**What is needed:** Retype each entry exactly as written, and keep the pictures out of the copy.

**Records provided:**
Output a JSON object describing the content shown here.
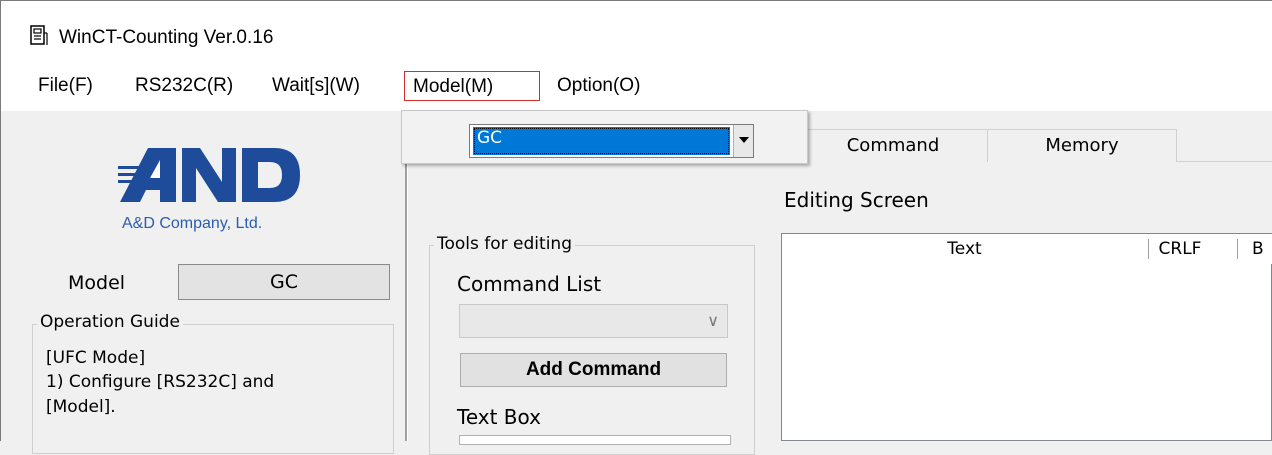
{
  "window": {
    "title": "WinCT-Counting Ver.0.16",
    "icon": "app-icon"
  },
  "menubar": {
    "items": [
      "File(F)",
      "RS232C(R)",
      "Wait[s](W)",
      "Model(M)",
      "Option(O)"
    ],
    "active": "Model(M)"
  },
  "model_menu": {
    "selected": "GC"
  },
  "left_panel": {
    "company": "A&D Company, Ltd.",
    "model_label": "Model",
    "model_value": "GC",
    "guide_title": "Operation Guide",
    "guide_lines": [
      "[UFC Mode]",
      "1) Configure [RS232C] and",
      "[Model]."
    ]
  },
  "tabs": [
    "Command",
    "Memory"
  ],
  "editing": {
    "title": "Editing Screen",
    "columns": [
      "Text",
      "CRLF",
      "B"
    ]
  },
  "tools": {
    "title": "Tools for editing",
    "command_list_label": "Command List",
    "command_list_value": "",
    "add_button": "Add Command",
    "text_box_label": "Text Box"
  },
  "colors": {
    "accent": "#0078d7",
    "logo": "#1e4c9a",
    "highlight_border": "#d32f2f"
  }
}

**Answer to the exercise:**
Output a JSON object describing the content shown here.
{
  "window": {
    "title": "WinCT-Counting Ver.0.16",
    "icon": "app-icon"
  },
  "menubar": {
    "items": [
      "File(F)",
      "RS232C(R)",
      "Wait[s](W)",
      "Model(M)",
      "Option(O)"
    ],
    "active": "Model(M)"
  },
  "model_menu": {
    "selected": "GC"
  },
  "left_panel": {
    "company": "A&D Company, Ltd.",
    "model_label": "Model",
    "model_value": "GC",
    "guide_title": "Operation Guide",
    "guide_lines": [
      "[UFC Mode]",
      "1) Configure [RS232C] and",
      "[Model]."
    ]
  },
  "tabs": [
    "Command",
    "Memory"
  ],
  "editing": {
    "title": "Editing Screen",
    "columns": [
      "Text",
      "CRLF",
      "B"
    ]
  },
  "tools": {
    "title": "Tools for editing",
    "command_list_label": "Command List",
    "command_list_value": "",
    "add_button": "Add Command",
    "text_box_label": "Text Box"
  },
  "colors": {
    "accent": "#0078d7",
    "logo": "#1e4c9a",
    "highlight_border": "#d32f2f"
  }
}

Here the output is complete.